◆ Assignment
The exercise asks for every line of the data to be reproduced exactly.

BEGIN Exercise input

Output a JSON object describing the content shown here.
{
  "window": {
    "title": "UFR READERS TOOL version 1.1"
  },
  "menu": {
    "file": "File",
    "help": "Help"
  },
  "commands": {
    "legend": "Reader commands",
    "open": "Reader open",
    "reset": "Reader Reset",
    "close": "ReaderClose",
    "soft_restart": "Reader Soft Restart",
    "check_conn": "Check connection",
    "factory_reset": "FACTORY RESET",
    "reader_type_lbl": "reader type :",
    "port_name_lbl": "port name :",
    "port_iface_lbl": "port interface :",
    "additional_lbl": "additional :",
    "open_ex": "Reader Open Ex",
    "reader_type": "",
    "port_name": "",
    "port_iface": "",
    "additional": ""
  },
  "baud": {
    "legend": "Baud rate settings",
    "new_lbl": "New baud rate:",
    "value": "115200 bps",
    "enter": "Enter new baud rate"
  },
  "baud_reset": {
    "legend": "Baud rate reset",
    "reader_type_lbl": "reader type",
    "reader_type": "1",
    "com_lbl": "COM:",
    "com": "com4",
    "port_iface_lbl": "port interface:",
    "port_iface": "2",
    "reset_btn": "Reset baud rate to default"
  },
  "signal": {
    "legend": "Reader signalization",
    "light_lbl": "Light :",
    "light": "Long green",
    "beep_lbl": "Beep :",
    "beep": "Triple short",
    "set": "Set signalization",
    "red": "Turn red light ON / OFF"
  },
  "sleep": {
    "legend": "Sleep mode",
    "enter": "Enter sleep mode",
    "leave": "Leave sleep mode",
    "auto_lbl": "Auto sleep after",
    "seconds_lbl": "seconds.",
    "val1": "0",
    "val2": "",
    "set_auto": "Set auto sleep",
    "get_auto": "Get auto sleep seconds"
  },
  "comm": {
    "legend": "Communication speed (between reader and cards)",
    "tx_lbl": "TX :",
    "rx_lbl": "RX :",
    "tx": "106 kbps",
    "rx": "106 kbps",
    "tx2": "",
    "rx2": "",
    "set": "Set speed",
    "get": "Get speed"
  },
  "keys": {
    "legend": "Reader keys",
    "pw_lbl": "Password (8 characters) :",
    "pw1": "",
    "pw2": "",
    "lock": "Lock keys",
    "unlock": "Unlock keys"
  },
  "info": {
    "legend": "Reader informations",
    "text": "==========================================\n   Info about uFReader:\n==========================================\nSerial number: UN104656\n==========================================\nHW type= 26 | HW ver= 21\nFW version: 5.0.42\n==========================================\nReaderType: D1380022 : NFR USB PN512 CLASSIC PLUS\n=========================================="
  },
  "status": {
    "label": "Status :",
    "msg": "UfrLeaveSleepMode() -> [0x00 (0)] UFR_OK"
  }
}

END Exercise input

◆ Written solution
Output a JSON object describing the content shown here.
{
  "window": {
    "title": "UFR READERS TOOL version 1.1"
  },
  "menu": {
    "file": "File",
    "help": "Help"
  },
  "commands": {
    "legend": "Reader commands",
    "open": "Reader open",
    "reset": "Reader Reset",
    "close": "ReaderClose",
    "soft_restart": "Reader Soft Restart",
    "check_conn": "Check connection",
    "factory_reset": "FACTORY RESET",
    "reader_type_lbl": "reader type :",
    "port_name_lbl": "port name :",
    "port_iface_lbl": "port interface :",
    "additional_lbl": "additional :",
    "open_ex": "Reader Open Ex",
    "reader_type": "",
    "port_name": "",
    "port_iface": "",
    "additional": ""
  },
  "baud": {
    "legend": "Baud rate settings",
    "new_lbl": "New baud rate:",
    "value": "115200 bps",
    "enter": "Enter new baud rate"
  },
  "baud_reset": {
    "legend": "Baud rate reset",
    "reader_type_lbl": "reader type",
    "reader_type": "1",
    "com_lbl": "COM:",
    "com": "com4",
    "port_iface_lbl": "port interface:",
    "port_iface": "2",
    "reset_btn": "Reset baud rate to default"
  },
  "signal": {
    "legend": "Reader signalization",
    "light_lbl": "Light :",
    "light": "Long green",
    "beep_lbl": "Beep :",
    "beep": "Triple short",
    "set": "Set signalization",
    "red": "Turn red light ON / OFF"
  },
  "sleep": {
    "legend": "Sleep mode",
    "enter": "Enter sleep mode",
    "leave": "Leave sleep mode",
    "auto_lbl": "Auto sleep after",
    "seconds_lbl": "seconds.",
    "val1": "0",
    "val2": "",
    "set_auto": "Set auto sleep",
    "get_auto": "Get auto sleep seconds"
  },
  "comm": {
    "legend": "Communication speed (between reader and cards)",
    "tx_lbl": "TX :",
    "rx_lbl": "RX :",
    "tx": "106 kbps",
    "rx": "106 kbps",
    "tx2": "",
    "rx2": "",
    "set": "Set speed",
    "get": "Get speed"
  },
  "keys": {
    "legend": "Reader keys",
    "pw_lbl": "Password (8 characters) :",
    "pw1": "",
    "pw2": "",
    "lock": "Lock keys",
    "unlock": "Unlock keys"
  },
  "info": {
    "legend": "Reader informations",
    "text": "==========================================\n   Info about uFReader:\n==========================================\nSerial number: UN104656\n==========================================\nHW type= 26 | HW ver= 21\nFW version: 5.0.42\n==========================================\nReaderType: D1380022 : NFR USB PN512 CLASSIC PLUS\n=========================================="
  },
  "status": {
    "label": "Status :",
    "msg": "UfrLeaveSleepMode() -> [0x00 (0)] UFR_OK"
  }
}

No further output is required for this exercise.